WORK TO COMPLETE ▸
For each line below that holds the word "Yellow", make a copy.

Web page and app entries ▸
..............................

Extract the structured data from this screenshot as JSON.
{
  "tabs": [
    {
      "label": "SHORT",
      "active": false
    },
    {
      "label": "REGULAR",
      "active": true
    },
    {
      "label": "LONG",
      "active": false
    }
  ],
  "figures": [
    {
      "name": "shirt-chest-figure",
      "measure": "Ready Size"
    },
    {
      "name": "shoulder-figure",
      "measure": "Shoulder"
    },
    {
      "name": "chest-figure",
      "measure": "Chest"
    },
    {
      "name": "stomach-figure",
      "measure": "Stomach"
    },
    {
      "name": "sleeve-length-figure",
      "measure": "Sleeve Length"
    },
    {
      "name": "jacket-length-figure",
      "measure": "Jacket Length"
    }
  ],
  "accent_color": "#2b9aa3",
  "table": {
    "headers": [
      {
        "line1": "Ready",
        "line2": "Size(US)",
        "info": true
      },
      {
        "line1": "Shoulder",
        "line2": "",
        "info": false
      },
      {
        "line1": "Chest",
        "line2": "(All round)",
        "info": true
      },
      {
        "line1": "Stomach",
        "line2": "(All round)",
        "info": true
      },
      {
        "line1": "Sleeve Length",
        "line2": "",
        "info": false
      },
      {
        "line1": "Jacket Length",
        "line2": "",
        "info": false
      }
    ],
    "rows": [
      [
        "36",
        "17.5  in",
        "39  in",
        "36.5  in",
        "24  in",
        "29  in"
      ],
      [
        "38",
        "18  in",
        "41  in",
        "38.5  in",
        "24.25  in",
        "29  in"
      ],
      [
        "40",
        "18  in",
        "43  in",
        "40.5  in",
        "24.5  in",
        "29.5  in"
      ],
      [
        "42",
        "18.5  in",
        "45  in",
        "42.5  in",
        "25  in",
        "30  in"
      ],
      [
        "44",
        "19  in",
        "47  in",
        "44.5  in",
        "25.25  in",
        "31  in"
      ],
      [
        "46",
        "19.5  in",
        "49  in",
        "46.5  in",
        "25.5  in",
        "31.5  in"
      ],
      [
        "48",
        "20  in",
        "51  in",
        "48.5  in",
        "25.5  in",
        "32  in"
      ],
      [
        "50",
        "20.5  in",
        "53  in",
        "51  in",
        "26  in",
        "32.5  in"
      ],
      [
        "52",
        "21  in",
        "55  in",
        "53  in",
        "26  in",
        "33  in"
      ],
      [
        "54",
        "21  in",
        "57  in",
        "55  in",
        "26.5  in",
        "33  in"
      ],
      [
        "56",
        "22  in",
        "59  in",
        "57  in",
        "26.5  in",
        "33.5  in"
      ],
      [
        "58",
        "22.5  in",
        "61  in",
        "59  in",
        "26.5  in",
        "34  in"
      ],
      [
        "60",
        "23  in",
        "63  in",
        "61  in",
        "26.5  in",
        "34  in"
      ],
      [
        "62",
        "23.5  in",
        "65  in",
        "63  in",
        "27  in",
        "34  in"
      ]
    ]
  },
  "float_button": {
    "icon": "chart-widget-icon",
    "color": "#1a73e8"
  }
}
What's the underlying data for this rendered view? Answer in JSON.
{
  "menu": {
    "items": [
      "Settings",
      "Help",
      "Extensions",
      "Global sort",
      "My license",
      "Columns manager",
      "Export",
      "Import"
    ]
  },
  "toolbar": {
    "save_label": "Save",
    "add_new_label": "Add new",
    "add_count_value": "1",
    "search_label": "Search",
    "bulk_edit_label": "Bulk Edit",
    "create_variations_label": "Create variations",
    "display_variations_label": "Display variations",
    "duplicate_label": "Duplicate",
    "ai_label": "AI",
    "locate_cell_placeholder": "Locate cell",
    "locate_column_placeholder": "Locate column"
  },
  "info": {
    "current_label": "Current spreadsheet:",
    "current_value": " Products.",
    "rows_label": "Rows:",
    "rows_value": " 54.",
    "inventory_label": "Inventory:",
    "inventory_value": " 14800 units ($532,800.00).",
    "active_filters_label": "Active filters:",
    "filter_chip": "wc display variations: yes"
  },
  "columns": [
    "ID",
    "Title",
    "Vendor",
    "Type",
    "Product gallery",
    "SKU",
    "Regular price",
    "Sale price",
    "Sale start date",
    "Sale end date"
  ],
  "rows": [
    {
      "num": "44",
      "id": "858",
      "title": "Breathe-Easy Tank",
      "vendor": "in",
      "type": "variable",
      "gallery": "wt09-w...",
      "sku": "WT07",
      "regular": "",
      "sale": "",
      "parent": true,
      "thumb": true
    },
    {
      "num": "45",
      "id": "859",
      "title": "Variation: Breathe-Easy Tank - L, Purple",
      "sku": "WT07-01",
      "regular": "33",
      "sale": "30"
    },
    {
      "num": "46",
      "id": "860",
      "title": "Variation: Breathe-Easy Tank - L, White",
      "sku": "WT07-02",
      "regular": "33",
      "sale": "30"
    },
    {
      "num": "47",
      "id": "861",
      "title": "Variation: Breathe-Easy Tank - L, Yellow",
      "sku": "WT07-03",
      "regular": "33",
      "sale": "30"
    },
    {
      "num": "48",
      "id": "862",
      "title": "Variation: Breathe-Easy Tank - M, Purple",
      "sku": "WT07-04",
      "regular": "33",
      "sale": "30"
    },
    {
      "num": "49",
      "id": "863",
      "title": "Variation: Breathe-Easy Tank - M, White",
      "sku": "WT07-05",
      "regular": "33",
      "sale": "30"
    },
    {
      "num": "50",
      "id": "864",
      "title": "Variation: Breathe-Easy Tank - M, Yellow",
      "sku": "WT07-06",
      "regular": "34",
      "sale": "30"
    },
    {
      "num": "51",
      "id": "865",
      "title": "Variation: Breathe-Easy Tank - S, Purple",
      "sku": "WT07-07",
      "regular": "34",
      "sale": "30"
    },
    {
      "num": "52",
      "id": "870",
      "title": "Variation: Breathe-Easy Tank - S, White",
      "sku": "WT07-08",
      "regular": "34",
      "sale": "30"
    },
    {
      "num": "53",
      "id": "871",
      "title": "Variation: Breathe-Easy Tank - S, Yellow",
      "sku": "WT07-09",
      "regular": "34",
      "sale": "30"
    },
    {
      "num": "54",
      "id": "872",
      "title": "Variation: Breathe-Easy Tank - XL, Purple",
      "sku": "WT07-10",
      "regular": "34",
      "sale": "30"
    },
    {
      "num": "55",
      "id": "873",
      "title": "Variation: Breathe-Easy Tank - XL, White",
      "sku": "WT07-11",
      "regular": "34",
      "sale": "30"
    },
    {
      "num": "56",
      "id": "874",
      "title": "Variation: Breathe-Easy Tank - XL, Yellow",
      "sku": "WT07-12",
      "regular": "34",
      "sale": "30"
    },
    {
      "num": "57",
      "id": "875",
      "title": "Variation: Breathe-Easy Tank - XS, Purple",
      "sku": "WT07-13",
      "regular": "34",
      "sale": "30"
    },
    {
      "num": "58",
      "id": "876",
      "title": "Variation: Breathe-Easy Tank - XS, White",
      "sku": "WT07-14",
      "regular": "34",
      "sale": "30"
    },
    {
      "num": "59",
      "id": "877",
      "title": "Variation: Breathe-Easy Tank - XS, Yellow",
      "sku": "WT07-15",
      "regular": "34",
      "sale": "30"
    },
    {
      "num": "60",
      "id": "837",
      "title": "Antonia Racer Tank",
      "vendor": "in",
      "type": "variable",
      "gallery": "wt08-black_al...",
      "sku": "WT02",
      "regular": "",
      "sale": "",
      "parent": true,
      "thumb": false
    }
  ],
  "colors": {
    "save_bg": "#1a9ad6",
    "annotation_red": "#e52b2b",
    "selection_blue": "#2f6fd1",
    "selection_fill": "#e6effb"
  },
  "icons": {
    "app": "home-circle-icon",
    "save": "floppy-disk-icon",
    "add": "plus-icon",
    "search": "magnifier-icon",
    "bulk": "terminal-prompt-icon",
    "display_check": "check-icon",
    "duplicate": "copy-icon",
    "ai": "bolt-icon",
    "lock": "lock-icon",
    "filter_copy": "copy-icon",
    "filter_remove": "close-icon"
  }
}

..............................

THE COMPLETED TASK ▸
      "title": "Variation: Breathe-Easy Tank - L, Yellow",
      "title": "Variation: Breathe-Easy Tank - M, Yellow",
      "title": "Variation: Breathe-Easy Tank - S, Yellow",
      "title": "Variation: Breathe-Easy Tank - XL, Yellow",
      "title": "Variation: Breathe-Easy Tank - XS, Yellow",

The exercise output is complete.